+++ ENTRIES SHOWN

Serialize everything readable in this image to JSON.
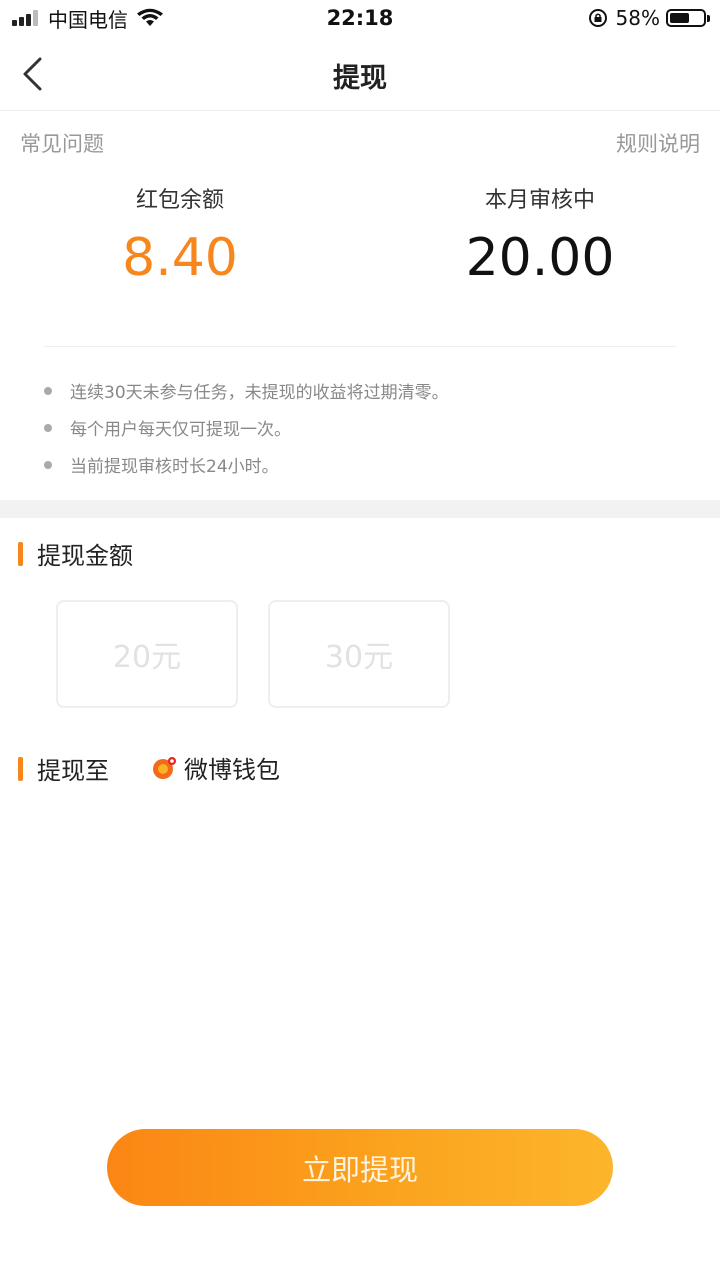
{
  "status_bar": {
    "carrier": "中国电信",
    "time": "22:18",
    "battery_percent": "58%",
    "battery_level": 0.58
  },
  "nav": {
    "title": "提现",
    "back_icon": "chevron-left-icon"
  },
  "links": {
    "faq": "常见问题",
    "rules": "规则说明"
  },
  "stats": {
    "balance_label": "红包余额",
    "balance_value": "8.40",
    "pending_label": "本月审核中",
    "pending_value": "20.00"
  },
  "notes": [
    "连续30天未参与任务，未提现的收益将过期清零。",
    "每个用户每天仅可提现一次。",
    "当前提现审核时长24小时。"
  ],
  "withdraw_amount": {
    "title": "提现金额",
    "options": [
      "20元",
      "30元"
    ]
  },
  "withdraw_to": {
    "title": "提现至",
    "wallet_name": "微博钱包",
    "wallet_icon": "weibo-wallet-icon"
  },
  "submit_label": "立即提现",
  "colors": {
    "accent": "#f7861c",
    "button_gradient_start": "#fb8614",
    "button_gradient_end": "#fcb52c"
  }
}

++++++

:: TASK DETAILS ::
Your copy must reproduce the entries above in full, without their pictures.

:: ANSWER BOX ::
Serialize everything readable in this image to JSON.
{
  "status_bar": {
    "carrier": "中国电信",
    "time": "22:18",
    "battery_percent": "58%",
    "battery_level": 0.58
  },
  "nav": {
    "title": "提现",
    "back_icon": "chevron-left-icon"
  },
  "links": {
    "faq": "常见问题",
    "rules": "规则说明"
  },
  "stats": {
    "balance_label": "红包余额",
    "balance_value": "8.40",
    "pending_label": "本月审核中",
    "pending_value": "20.00"
  },
  "notes": [
    "连续30天未参与任务，未提现的收益将过期清零。",
    "每个用户每天仅可提现一次。",
    "当前提现审核时长24小时。"
  ],
  "withdraw_amount": {
    "title": "提现金额",
    "options": [
      "20元",
      "30元"
    ]
  },
  "withdraw_to": {
    "title": "提现至",
    "wallet_name": "微博钱包",
    "wallet_icon": "weibo-wallet-icon"
  },
  "submit_label": "立即提现",
  "colors": {
    "accent": "#f7861c",
    "button_gradient_start": "#fb8614",
    "button_gradient_end": "#fcb52c"
  }
}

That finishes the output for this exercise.